Last year, I celebrated my 50th birthday. This milestone had me reflecting on the paths I’ve chosen in my life my career, and the healthcare technology management (HTM) industry.
One of the more notable forks in the road for me came when I was 23 years old. I had by this age reached my lowest point. With no college degree and two daughters under three years old, I was unable to land a job that paid me enough to afford daycare, let alone provide for my family.
I recorded a short video telling the story of how I came to work in the HTM industry. The video accompanied an application for a grant aimed at bringing more women and minorities into technology-based careers.
I still feel that resolve from that time period like it was yesterday. It was one of those “enough is enough” times in life that perhaps you’ve experienced as well. The love I felt for my girls and the desire to give them the best life possible spurred me into taking action. I was determined to get a college degree, though I’d be the first in my family to do so and I had no idea how to go about it.
And so, I did what we all do when the way forward is unclear—I just started trying things.
I must have applied for thirty scholarships, but I knew I’d need to stay close to my family who I’d rely on to help me with the girls while I attended classes. I turned over every rock, exploring every idea, lead or contact that I came across. Figuring this out became my mission.
Ultimately, I was awarded a scholarship that had been established to fund the education of women seeking “nontraditional” careers. The vocations offered were welding, auto mechanics, and biomedical electronics technology. I selected biomed because it was the only option that came with a college degree (the others were technical certificates), and I didn’t really see myself welding or fixing cars.
Truth be told, I was also apprehensive about biomed. While I had mastered the art of getting my (unreliable) car started, no one would have considered me to be technically savvy. But by April of 1995, I had made it through my coursework and was completing the internship that was the capstone of my degree when I received a job offer from the company I was interning with. That offer was for full time employment as a biomedical equipment technician at a local hospital earning $10 an hour. It was the most I’d ever made!
I remember crying with pride as I shared the news with my parents, and I still have that offer letter in my desk drawer today. After more than two years of trying, failing, feeling uncomfortable, learning, and staying resolute I’d achieved what I’d set out to do.
I spent the next 15 years servicing medical equipment in a variety of roles: BMET and field service engineer, generalist and specialist. While I continually earned high praise for my work, I never considered myself a great technician. The mentors who guided me during my early career seemed to have an innate talent for understanding how things work and why they don’t and would forever be my benchmark of what a great BMET looks like. The truth is they just had more practice than I did, and they used consistent methods for organizing, managing and performing their work. Once I grasped the idea that I could excel in anything I did if I committed to excellence in the way I work, I couldn’t be stopped!
While I grew my skills, I came to realize I had no interest in devoting the time and focus necessary to become a technical expert. It was around this time that it occurred to me to stop and consider how I did want my career to progress. Again, personal circumstances played a role in my reaching this existential pivot point. The shock of September 11th, and later a divorce, led me to a new resolve to build a more purposeful life—whatever that means. When it came to my work, I decided I wanted to find a role that provided an opportunity to influence the industry in a positive way.

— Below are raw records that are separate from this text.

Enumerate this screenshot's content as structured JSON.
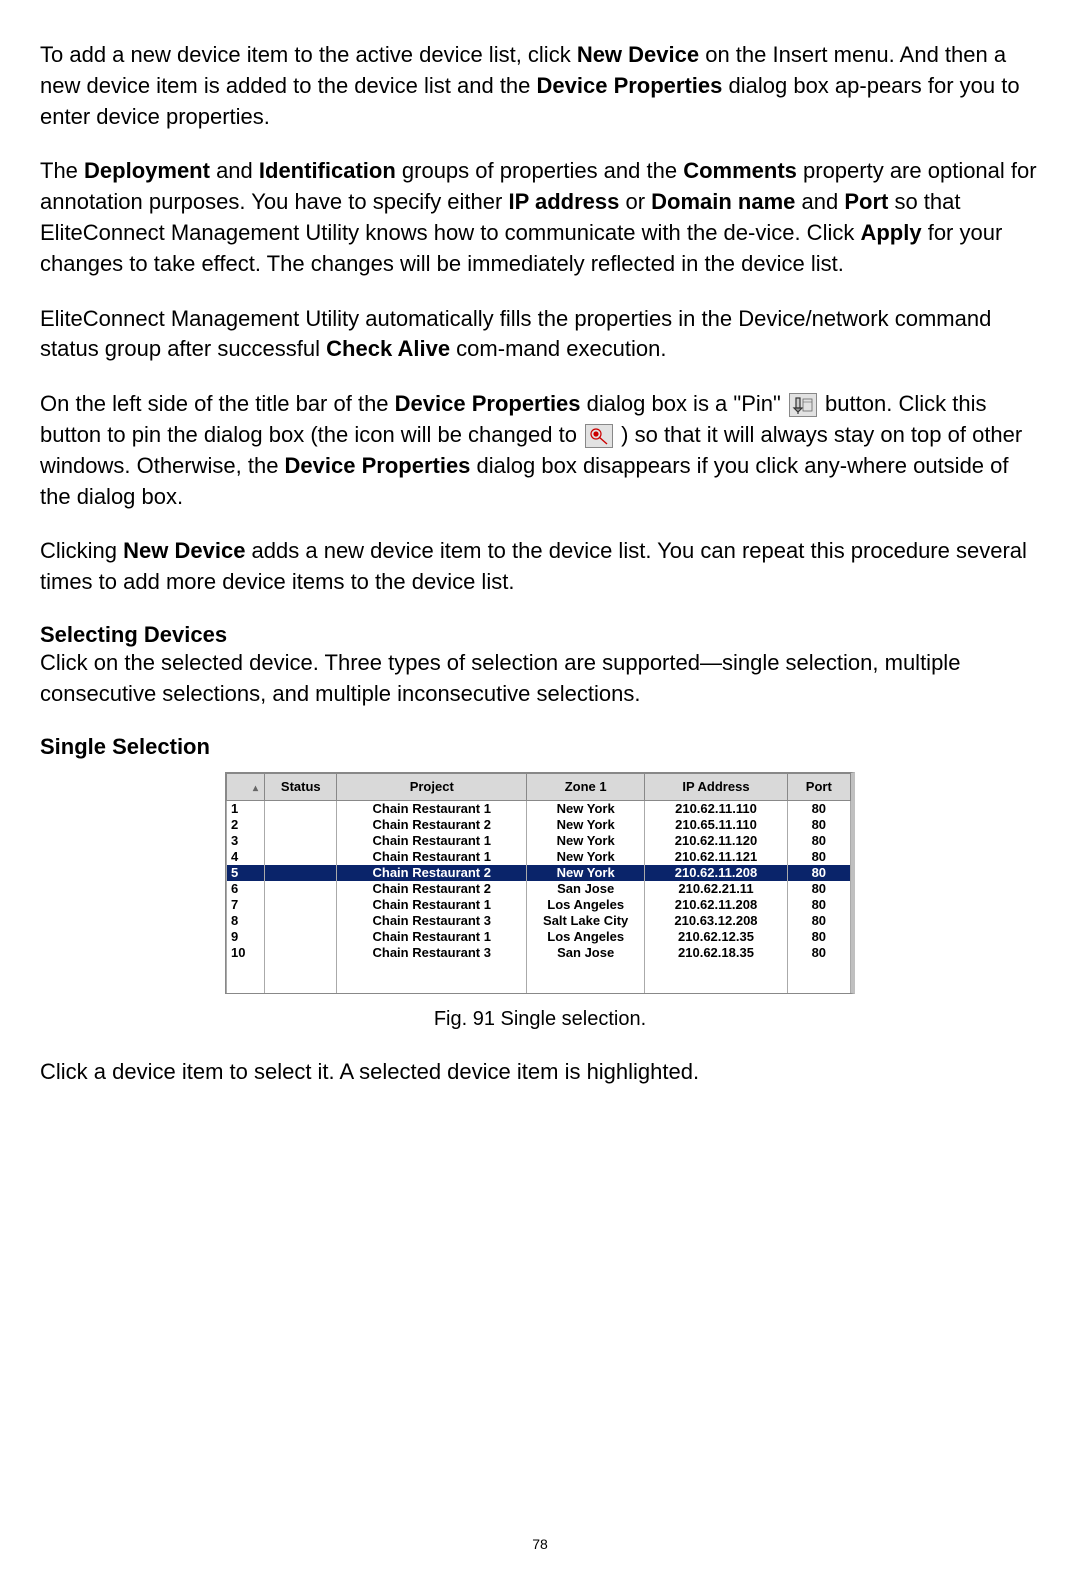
{
  "page_number": "78",
  "para1": {
    "t1": "To add a new device item to the active device list, click ",
    "b1": "New Device",
    "t2": " on the Insert menu. And then a new device item is added to the device list and the ",
    "b2": "Device Properties",
    "t3": " dialog box ap-pears for you to enter device properties."
  },
  "para2": {
    "t1": "The ",
    "b1": "Deployment",
    "t2": " and ",
    "b2": "Identification",
    "t3": " groups of properties and the ",
    "b3": "Comments",
    "t4": " property are optional for annotation purposes. You have to specify either ",
    "b4": "IP address",
    "t5": " or ",
    "b5": "Domain name",
    "t6": " and ",
    "b6": "Port",
    "t7": " so that EliteConnect Management Utility knows how to communicate with the de-vice. Click ",
    "b7": "Apply",
    "t8": " for your changes to take effect. The changes will be immediately reflected in the device list."
  },
  "para3": {
    "t1": "EliteConnect Management Utility automatically fills the properties in the Device/network command status group after successful ",
    "b1": "Check Alive",
    "t2": " com-mand execution."
  },
  "para4": {
    "t1": "On the left side of the title bar of the ",
    "b1": "Device Properties",
    "t2": " dialog box is a \"Pin\" ",
    "t3": " button. Click this button to pin the dialog box (the icon will be changed to ",
    "t4": " ) so that it will always stay on top of other windows. Otherwise, the ",
    "b2": "Device Properties",
    "t5": " dialog box disappears if you click any-where outside of the dialog box."
  },
  "para5": {
    "t1": "Clicking ",
    "b1": "New Device",
    "t2": " adds a new device item to the device list. You can repeat this procedure several times to add more device items to the device list."
  },
  "section_selecting": "Selecting Devices",
  "para6": "Click on the selected device. Three types of selection are supported—single selection, multiple consecutive selections, and multiple inconsecutive selections.",
  "section_single": "Single Selection",
  "table": {
    "headers": {
      "idx": "",
      "status": "Status",
      "project": "Project",
      "zone": "Zone 1",
      "ip": "IP Address",
      "port": "Port"
    },
    "rows": [
      {
        "n": "1",
        "status": "",
        "project": "Chain Restaurant 1",
        "zone": "New York",
        "ip": "210.62.11.110",
        "port": "80",
        "sel": false
      },
      {
        "n": "2",
        "status": "",
        "project": "Chain Restaurant 2",
        "zone": "New York",
        "ip": "210.65.11.110",
        "port": "80",
        "sel": false
      },
      {
        "n": "3",
        "status": "",
        "project": "Chain Restaurant 1",
        "zone": "New York",
        "ip": "210.62.11.120",
        "port": "80",
        "sel": false
      },
      {
        "n": "4",
        "status": "",
        "project": "Chain Restaurant 1",
        "zone": "New York",
        "ip": "210.62.11.121",
        "port": "80",
        "sel": false
      },
      {
        "n": "5",
        "status": "",
        "project": "Chain Restaurant 2",
        "zone": "New York",
        "ip": "210.62.11.208",
        "port": "80",
        "sel": true
      },
      {
        "n": "6",
        "status": "",
        "project": "Chain Restaurant 2",
        "zone": "San Jose",
        "ip": "210.62.21.11",
        "port": "80",
        "sel": false
      },
      {
        "n": "7",
        "status": "",
        "project": "Chain Restaurant 1",
        "zone": "Los Angeles",
        "ip": "210.62.11.208",
        "port": "80",
        "sel": false
      },
      {
        "n": "8",
        "status": "",
        "project": "Chain Restaurant 3",
        "zone": "Salt Lake City",
        "ip": "210.63.12.208",
        "port": "80",
        "sel": false
      },
      {
        "n": "9",
        "status": "",
        "project": "Chain Restaurant 1",
        "zone": "Los Angeles",
        "ip": "210.62.12.35",
        "port": "80",
        "sel": false
      },
      {
        "n": "10",
        "status": "",
        "project": "Chain Restaurant 3",
        "zone": "San Jose",
        "ip": "210.62.18.35",
        "port": "80",
        "sel": false
      }
    ]
  },
  "figure_caption": "Fig. 91 Single selection.",
  "para7": "Click a device item to select it. A selected device item is highlighted."
}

With my girls then in high school, I started on a new journey. This time, I wanted to explore roles in HTM that stretched me and allowed me to learn and grow. I worked as a trainer, auditor, consultant, and business manager, all while earning my bachelor’s and master’s degrees. This ‘sampling’ approach helped me discover what type of work I loved to do and where my strengths were. It also made me realize I had some limiting beliefs, and I’d need to challenge myself in new ways if I were to achieve new things.
Fast forward to today, and I find myself celebrating my 25th year in this industry and leading one of the largest HTM organizations in the world.
Over the years, my daughters have watched me succeed and fail, stumble and recover. While they really like to recount my failure stories (with lots good-humored razzing), I also see them demonstrate a tenacity I like to think they learned from their mom. And I’m proud of the independent young women they’ve become, out there charting their own way forward, knowing the only “right” path is the one you choose for yourself.
And today, as we all learn and adapt to new challenges, many of us are pursuing new opportunities, taking new approaches and letting go of the traditions that no longer serve us. If you’re in this camp and happen to be considering a career in HTM, I wholeheartedly encourage you to explore this path further. Set aside everything you think you know about a career in a technical field, at least for a moment.
HTM is an industry for those who like to be challenged. We’re a profession that requires diligence, integrity, problem-solving, cooperation and communication. We need people who care about the work they do and the people they serve. We need you—we’ll teach you the technology.
While there are significantly more women in our industry today than there were 25 years ago, some might still call HTM a “nontraditional” career field for women. I believe many women just can’t imagine themselves in a technical career. They may not understand the work involved and so they don’t pursue these technical fields. If sharing my story encourages women to take a chance on a career in healthcare technology, I’ll count that as having positively impacted our industry.
Donna Marie Dyer is senior director of healthcare technology management at GE Healthcare and a member of the AAMI Foundation Board of Directors.